The one could thing about my recuperation is I am relatively mobile. I have to be careful with my movement, no bending or twisting and the waist, and no lifting anything over ten pounds. But other than that my activity is based on what I think my body can tolerate and how I feel. The key is to try to continually build up my strength and activity.

And what kind of activity has in recent years become a passion of mine? Well, cooking and baking of course! So today instead of just loafing around it was time to get active and make a loaf, a lemon blueberry yogurt loaf to be exact. This recipe comes from a website called Sweet Peas in the Kitchen and I found it on Pinterest (surprise, surprise). What intrigued me about the recipe was the process for making the loaf.



The ingredients consist of all the usual suspects, flour, sugar, lemon juice and zest, yogurt, eggs, vanilla, blueberries and such. But the interesting part of making this loaf is what you do to it once it comes out of the oven. This recipe calls for making a lemon sugar syrup that you cook on the stove and brush all over the loaf after you’ve thoroughly pierced it with a toothpick. Once the syrup soaks in you continue the process again until the syrup is completely used up. The idea here is to add moisture to the inside of the loaf after it bakes. This was a new one for me. Then once the loaf is completely cooled you make a simple lemon juice and confectioners sugar glaze and drizzle it all over.  Sounded interesting, so I had to try it.

As with all recipes I get from Pinterest, once I initially try them I like to rate them and talk briefly about some lessons I learned while making them. So, first the RATING: A. I really like this recipe. It is easy and very flavorful. You know when you lick the batter and it’s yummy that you’ve got a winner on your hands. This is definitely one to put into your recipe box.
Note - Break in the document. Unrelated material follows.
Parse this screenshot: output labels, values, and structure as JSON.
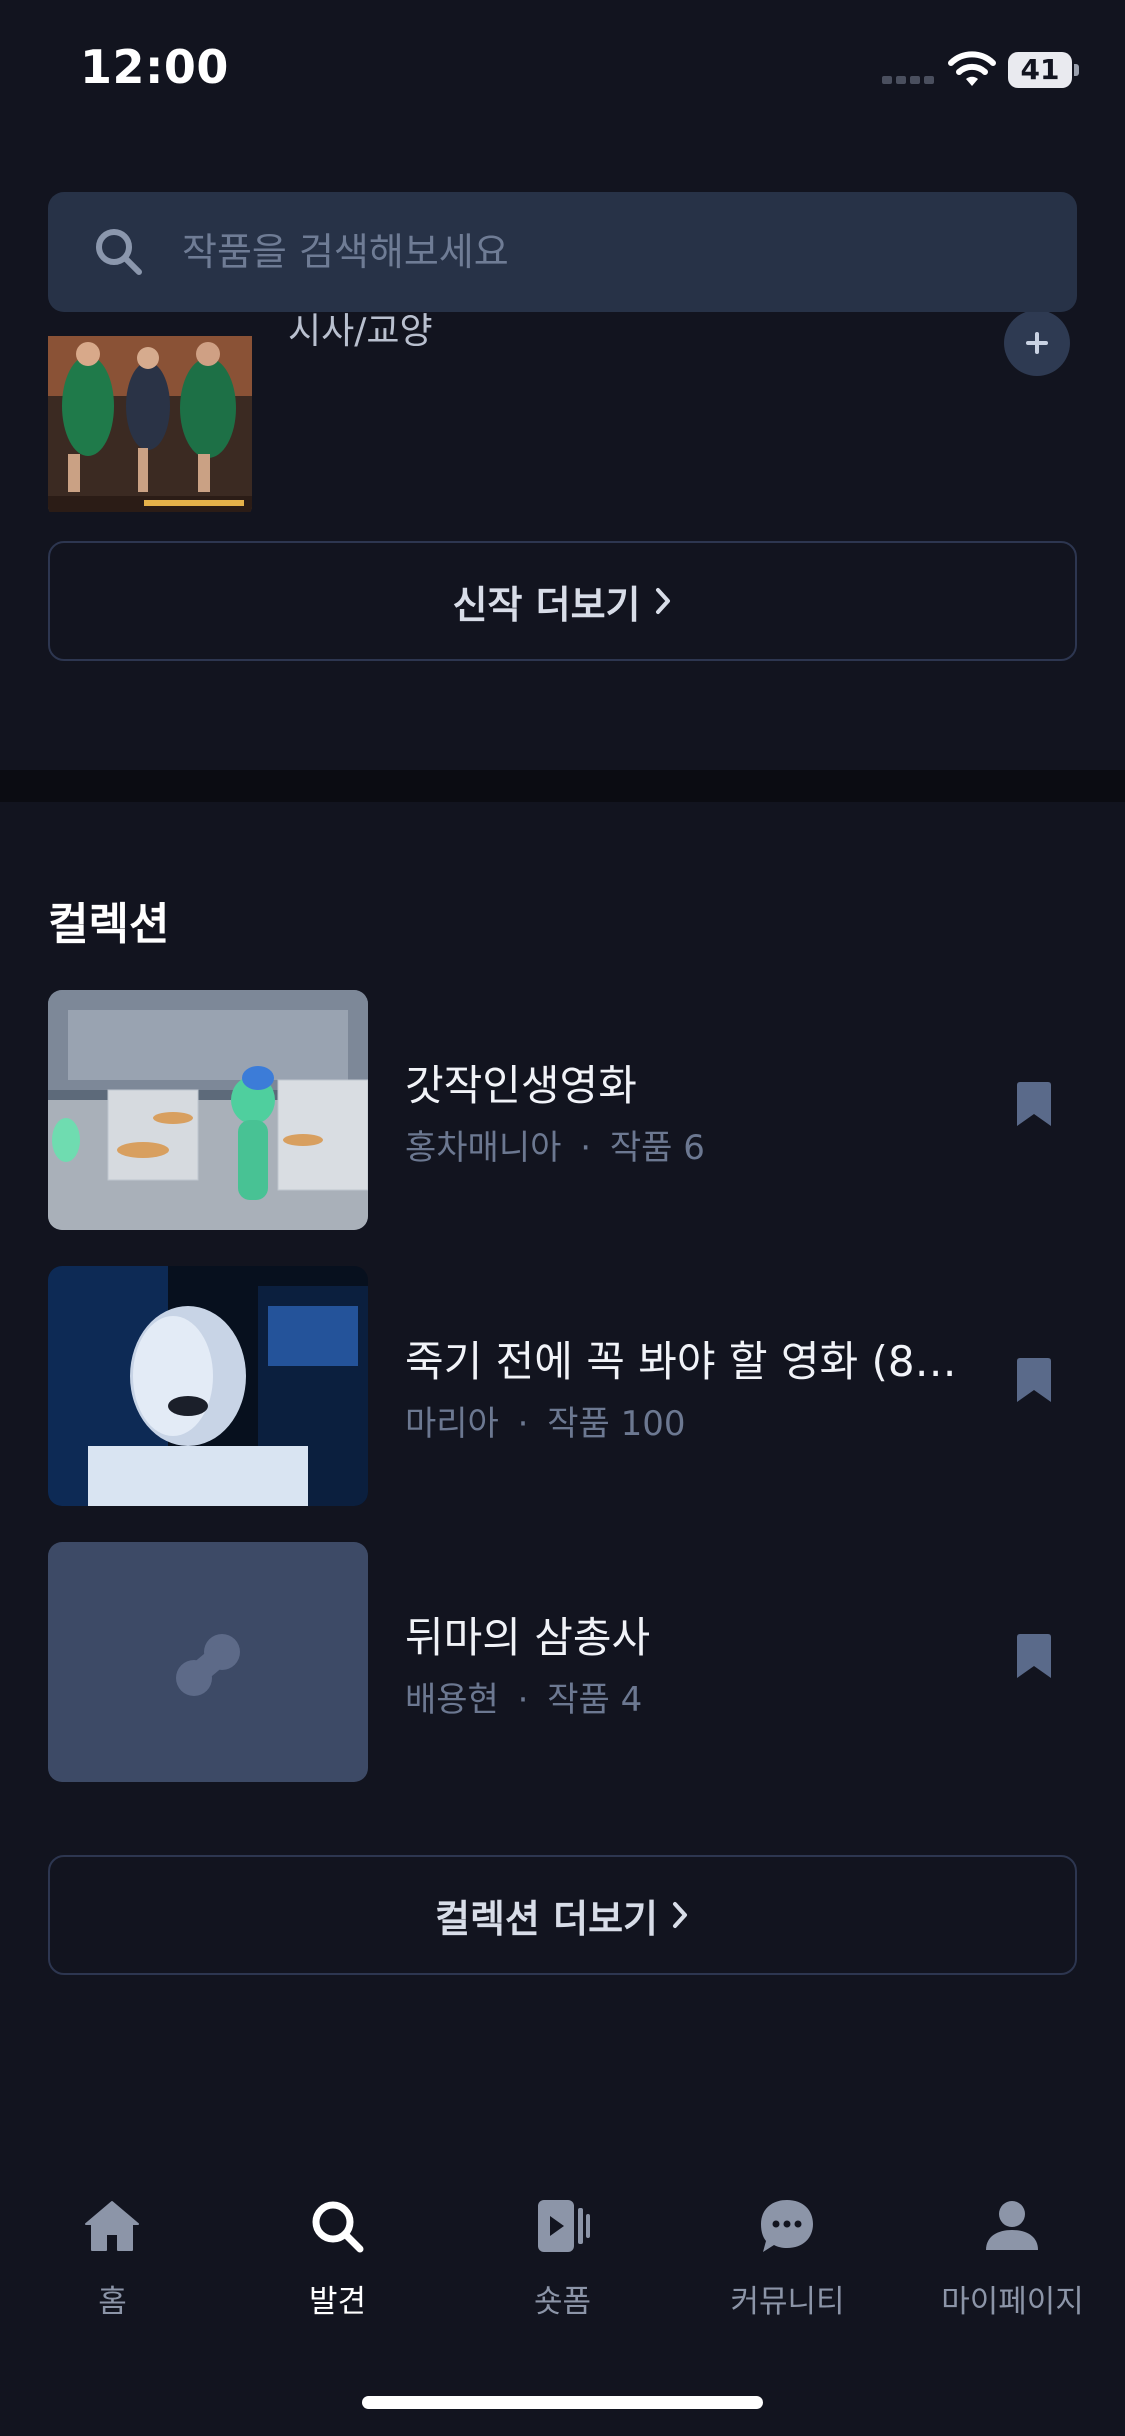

Lessons Learned: 1 : The recipe calls for fresh or frozen blueberries rinsed and coated with a little flour, a common trick to get the blueberries not to gather at the bottom of the cake while its baking. I couldn’t find fresh blueberries so I opted for frozen. Frozen ones are mushier and wetter and so next time I will use fresh blueberries. Although my blueberries did not totally sink the the bottom, they definitely showed a propensity to being there and I’m thinking fresh blueberries will be drier and because of that more evenly distribute themselves in the loaf.

Folding Blueberries Into The Batter
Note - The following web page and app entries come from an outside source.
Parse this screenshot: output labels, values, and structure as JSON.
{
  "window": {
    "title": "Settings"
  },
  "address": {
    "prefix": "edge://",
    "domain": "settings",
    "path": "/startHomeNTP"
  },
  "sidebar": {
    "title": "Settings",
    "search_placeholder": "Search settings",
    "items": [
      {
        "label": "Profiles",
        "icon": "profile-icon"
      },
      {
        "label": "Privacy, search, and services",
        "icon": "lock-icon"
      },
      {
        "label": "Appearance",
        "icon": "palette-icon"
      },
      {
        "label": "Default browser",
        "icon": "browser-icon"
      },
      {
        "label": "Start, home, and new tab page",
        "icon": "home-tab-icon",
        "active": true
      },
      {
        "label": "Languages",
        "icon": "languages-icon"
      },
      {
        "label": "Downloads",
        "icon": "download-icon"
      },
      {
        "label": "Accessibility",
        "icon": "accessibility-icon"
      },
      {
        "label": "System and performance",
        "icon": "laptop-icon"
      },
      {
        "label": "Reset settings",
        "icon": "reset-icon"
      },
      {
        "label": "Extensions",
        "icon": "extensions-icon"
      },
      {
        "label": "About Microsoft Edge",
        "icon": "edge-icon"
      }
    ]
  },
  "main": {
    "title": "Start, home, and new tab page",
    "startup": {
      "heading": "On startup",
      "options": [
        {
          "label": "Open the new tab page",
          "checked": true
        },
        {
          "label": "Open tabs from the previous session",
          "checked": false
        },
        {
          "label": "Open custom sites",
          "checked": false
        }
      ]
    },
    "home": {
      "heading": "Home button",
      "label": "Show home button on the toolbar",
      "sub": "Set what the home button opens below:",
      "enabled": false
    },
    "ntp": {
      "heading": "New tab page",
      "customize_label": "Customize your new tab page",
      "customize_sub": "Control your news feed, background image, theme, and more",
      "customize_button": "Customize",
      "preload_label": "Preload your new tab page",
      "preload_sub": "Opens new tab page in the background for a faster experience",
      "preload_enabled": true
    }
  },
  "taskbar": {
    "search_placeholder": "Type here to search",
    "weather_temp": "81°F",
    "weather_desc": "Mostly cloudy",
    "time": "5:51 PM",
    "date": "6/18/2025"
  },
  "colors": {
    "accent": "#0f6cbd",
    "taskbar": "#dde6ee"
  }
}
Folding Blueberries Into The Batter

Lesson Learned 2: I was intrigued by the process of piercing the warm loaf and brushing it with a lemon sugar syrup. I’d never heard of using this type of technique to infuse moisture into a loaf once it’s baked. I found that it does indeed add moisture but felt that using the entire amount was not necessary. The recipe calls for a mixture of 1/3 cup lemon juice and 1/3 cup sugar cooked on the stove and applied until gone. I would decrease that to 1/4 cup each and maybe even after some experimentation to 1/8 of a cup. I definitely don’ t think you need all of it, but try it and see what you think.

Loaf Basted With A Lemon Sugar Syrup

Loaf Basted With A Lemon Sugar Syrup

Lesson Learned 3: Note to self. I need to get a new loaf pan. I currently use a dark one and it tends to really cook the edges of loaves much faster than the center and so my edges tend to get very crispy before the center is completely done. I want to try either a glass or just light metal pan to see if it makes a difference. I have a feeling it will. Have you any thoughts on what works best?

All in all, as you can see by the final product below, I am very pleased with the way it turned out considering it was the first time I made it. You should add this recipe to your repertoire – it’s a keeper!

The Finished Iced Cake

The Finished Iced Cake

Lemon Blueberry Yogurt Loaf

Lemon Blueberry Yogurt Loaf